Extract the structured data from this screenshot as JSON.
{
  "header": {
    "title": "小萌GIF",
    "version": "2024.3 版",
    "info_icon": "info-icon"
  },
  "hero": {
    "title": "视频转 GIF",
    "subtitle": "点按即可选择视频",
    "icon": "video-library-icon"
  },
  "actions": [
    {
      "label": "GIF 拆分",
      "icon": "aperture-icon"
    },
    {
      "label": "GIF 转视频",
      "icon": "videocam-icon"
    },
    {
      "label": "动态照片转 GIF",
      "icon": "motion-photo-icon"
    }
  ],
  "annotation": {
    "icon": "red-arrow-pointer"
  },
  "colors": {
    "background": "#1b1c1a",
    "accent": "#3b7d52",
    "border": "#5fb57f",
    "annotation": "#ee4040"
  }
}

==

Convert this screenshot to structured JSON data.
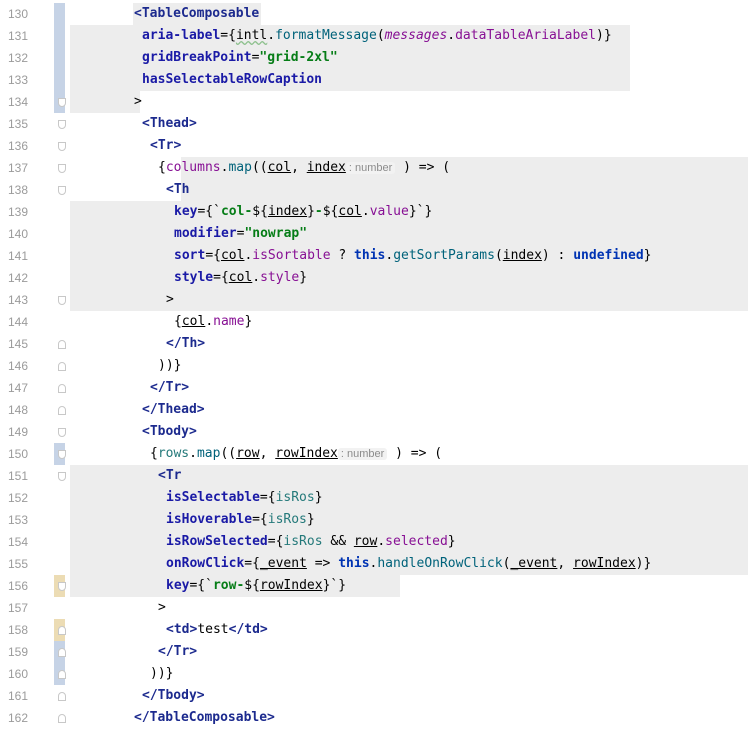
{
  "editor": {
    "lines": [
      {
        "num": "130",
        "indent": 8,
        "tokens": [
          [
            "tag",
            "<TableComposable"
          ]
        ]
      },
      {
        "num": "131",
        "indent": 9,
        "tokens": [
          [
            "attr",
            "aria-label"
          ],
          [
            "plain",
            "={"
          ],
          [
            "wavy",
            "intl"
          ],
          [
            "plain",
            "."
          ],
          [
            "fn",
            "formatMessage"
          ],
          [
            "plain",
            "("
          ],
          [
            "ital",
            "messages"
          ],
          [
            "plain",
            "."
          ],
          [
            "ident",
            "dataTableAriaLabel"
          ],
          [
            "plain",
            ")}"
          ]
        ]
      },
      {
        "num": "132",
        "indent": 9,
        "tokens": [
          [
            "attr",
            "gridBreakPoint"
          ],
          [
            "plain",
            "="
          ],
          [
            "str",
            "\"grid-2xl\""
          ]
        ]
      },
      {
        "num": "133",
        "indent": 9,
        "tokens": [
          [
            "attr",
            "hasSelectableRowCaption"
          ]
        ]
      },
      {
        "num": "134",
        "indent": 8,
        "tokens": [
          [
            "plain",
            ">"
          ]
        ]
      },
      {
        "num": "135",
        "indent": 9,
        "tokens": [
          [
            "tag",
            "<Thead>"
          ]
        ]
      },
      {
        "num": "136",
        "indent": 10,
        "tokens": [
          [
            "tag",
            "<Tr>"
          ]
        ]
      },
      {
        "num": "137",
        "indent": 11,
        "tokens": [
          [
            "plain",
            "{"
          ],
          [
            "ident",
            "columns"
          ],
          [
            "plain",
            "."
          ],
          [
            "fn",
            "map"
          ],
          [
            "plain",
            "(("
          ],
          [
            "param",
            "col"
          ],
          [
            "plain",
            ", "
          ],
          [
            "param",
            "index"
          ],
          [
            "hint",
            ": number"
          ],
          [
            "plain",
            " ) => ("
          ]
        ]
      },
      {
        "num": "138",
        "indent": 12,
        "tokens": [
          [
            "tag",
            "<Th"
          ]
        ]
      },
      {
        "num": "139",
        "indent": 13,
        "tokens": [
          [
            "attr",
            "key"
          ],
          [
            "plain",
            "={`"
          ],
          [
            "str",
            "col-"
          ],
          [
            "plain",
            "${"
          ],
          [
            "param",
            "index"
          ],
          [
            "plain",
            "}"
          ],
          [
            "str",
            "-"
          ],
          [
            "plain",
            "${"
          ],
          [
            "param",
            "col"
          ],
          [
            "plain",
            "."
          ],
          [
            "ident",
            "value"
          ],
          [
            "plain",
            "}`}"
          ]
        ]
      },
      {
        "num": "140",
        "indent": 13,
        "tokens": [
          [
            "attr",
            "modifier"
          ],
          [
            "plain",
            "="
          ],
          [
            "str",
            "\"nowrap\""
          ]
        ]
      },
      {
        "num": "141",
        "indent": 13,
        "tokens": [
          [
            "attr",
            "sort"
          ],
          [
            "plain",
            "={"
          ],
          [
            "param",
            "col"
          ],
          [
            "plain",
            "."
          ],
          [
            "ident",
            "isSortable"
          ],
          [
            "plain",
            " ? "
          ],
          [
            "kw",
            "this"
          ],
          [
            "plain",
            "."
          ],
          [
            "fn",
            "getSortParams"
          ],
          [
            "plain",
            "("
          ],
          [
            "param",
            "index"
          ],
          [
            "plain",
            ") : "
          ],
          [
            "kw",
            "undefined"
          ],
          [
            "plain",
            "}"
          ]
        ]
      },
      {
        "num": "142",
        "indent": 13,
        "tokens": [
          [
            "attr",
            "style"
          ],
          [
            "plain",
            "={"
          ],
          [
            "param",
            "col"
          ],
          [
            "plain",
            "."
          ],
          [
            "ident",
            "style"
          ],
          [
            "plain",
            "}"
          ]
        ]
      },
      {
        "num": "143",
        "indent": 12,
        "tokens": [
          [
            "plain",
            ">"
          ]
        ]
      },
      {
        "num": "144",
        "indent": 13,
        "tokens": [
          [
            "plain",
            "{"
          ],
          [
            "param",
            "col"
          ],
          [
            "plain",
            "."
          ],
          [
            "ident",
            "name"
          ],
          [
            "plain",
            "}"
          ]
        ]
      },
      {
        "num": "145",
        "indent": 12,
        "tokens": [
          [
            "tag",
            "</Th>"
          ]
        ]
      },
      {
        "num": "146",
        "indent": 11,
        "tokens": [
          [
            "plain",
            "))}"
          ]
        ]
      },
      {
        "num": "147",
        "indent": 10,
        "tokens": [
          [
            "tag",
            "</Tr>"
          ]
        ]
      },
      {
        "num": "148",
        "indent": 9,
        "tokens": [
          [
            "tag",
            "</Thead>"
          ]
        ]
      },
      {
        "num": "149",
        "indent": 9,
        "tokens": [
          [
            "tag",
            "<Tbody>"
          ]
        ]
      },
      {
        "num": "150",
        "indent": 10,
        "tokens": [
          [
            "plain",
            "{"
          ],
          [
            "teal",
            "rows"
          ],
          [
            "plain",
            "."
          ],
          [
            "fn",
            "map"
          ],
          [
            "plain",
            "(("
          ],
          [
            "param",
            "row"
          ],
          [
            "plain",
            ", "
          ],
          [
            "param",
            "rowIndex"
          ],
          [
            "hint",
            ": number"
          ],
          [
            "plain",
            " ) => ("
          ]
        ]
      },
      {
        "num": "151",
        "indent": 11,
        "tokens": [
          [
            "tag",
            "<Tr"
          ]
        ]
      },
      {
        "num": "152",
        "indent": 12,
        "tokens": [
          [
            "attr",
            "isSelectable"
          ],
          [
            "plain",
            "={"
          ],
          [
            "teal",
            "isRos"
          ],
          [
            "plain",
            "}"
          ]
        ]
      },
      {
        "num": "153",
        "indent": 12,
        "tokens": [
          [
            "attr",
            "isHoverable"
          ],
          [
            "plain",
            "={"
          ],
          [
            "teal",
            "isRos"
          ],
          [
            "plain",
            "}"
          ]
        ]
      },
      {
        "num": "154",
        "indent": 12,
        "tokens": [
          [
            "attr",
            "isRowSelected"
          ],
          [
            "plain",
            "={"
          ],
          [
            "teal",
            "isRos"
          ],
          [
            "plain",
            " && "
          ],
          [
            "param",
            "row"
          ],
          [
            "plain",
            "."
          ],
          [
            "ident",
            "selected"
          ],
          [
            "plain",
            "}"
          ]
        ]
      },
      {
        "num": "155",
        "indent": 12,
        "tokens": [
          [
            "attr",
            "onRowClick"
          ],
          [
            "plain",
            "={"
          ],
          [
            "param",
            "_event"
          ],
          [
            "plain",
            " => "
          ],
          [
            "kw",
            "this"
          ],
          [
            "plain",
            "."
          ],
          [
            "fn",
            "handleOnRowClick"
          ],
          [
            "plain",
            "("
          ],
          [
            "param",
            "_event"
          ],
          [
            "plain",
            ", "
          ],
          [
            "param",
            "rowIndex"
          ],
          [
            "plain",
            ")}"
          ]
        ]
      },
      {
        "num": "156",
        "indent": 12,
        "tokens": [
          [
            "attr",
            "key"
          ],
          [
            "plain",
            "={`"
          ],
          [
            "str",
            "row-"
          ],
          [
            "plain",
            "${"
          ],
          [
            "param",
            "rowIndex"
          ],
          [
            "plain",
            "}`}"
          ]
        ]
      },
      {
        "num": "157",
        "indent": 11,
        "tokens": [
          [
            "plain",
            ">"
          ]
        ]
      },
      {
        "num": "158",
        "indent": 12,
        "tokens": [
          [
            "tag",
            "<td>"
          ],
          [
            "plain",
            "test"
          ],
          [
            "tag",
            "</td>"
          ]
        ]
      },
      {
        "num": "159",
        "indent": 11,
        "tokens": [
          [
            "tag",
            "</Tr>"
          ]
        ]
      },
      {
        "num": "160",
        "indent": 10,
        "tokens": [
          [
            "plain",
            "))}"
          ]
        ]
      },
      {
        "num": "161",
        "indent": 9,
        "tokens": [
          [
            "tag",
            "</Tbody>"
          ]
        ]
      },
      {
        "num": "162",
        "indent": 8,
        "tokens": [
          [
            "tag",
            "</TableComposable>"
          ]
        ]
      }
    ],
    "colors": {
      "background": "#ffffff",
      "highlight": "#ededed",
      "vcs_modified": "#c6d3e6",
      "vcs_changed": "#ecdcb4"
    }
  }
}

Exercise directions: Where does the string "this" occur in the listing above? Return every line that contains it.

Completed task:
Extract the structured data from this screenshot as JSON.
Convert this screenshot to structured JSON data.
            "this"
            "this"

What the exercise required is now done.